The highly abstract formulation of Marx’s theory of money in Capital, Volume I is just the first step of a materialist analysis of concrete monetary phenomena. His concrete analysis of monetary phenomena in Capital, Volume III has remarkable resonance in today’s world. While Marx emphasised the primacy of production, he saw capitalist dynamics as being deeply entwined with money and finance.

A Marxist Approach to Understanding Ecology

Two seminal books, John Bellamy Foster, Brett Clark, and Richard York’s The Ecological Rift: Capitalism’s War on the Earth and John Bellamy Foster’s The Ecological Revolution: Making Peace with the Planet suggest that the rift between humanity and nature must be analysed in its intertwining with other kinds of alienation, all stemming from the adverse effects of the very nature and structure of capitalist society. Nothing short of an eco-social revolution is required to deal with the social and ecological crisis.
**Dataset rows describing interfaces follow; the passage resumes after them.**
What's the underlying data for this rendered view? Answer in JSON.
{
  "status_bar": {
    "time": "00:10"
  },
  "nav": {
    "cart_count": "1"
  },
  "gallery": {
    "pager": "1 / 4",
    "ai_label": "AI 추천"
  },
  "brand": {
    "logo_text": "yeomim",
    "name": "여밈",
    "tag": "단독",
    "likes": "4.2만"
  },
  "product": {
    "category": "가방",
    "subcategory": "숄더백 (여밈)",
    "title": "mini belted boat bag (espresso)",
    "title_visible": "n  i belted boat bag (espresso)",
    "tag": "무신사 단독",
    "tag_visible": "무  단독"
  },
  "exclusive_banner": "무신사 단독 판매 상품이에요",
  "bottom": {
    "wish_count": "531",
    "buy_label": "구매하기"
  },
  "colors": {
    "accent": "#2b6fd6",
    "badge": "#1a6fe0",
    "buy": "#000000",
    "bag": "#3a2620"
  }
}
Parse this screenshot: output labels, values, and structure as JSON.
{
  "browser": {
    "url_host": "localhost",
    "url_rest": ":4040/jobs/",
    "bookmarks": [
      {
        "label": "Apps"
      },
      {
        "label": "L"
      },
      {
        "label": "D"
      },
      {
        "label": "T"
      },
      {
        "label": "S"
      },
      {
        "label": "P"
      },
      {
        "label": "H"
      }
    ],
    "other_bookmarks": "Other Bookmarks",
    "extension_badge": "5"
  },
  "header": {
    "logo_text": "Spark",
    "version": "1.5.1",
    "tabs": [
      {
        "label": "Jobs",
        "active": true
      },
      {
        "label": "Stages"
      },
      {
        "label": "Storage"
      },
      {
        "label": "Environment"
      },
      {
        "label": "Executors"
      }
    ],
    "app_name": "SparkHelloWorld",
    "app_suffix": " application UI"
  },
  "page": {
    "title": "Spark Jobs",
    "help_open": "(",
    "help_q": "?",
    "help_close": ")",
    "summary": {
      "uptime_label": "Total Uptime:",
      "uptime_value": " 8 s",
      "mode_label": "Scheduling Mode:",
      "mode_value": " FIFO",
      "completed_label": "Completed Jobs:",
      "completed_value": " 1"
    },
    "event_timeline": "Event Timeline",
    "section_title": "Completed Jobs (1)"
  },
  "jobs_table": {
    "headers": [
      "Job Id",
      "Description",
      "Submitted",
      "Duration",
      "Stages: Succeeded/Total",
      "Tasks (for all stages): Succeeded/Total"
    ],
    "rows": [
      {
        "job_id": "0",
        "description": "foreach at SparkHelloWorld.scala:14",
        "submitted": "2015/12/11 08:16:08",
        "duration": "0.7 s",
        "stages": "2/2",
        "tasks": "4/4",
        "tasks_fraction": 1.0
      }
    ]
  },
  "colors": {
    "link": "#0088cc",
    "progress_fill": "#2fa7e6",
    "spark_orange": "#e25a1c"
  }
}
Capital(ism), the Progenitor of Socialism

After clarifying the question of “socialism” in Marx’s understanding, this paper draws from “Capital”—Marx’s economic writings in the period 1857–81, including manuscripts in different notebooks and his correspondence with different people—to throw light on his argument concerning the genesis of socialist society from the contradictions of the existing one.

Promise and Performance of the Forest Rights Act

The Forest Rights Act, 2006 has the potential to democratise forest governance by recognising community forest resource rights over an estimated 85.6 million acres of India’s forests, thereby empowering over 200 million forest dwellers in over 1,70,000 villages. However, till date, only 3% of this potential area has been realised.

Political Economy of Community Forest Rights

The various dilutions, contradictory policies and litigations challenging the constitutional validity of the Forest Rights Act reveal the range and depth of opposition from an entrenched forest bureaucracy on the one hand and non-state actors on the other. The lack of implementation support to it also indicates a refusal of the political system to embrace the historic opportunity created for democratic governance of forests in India.


Back to Top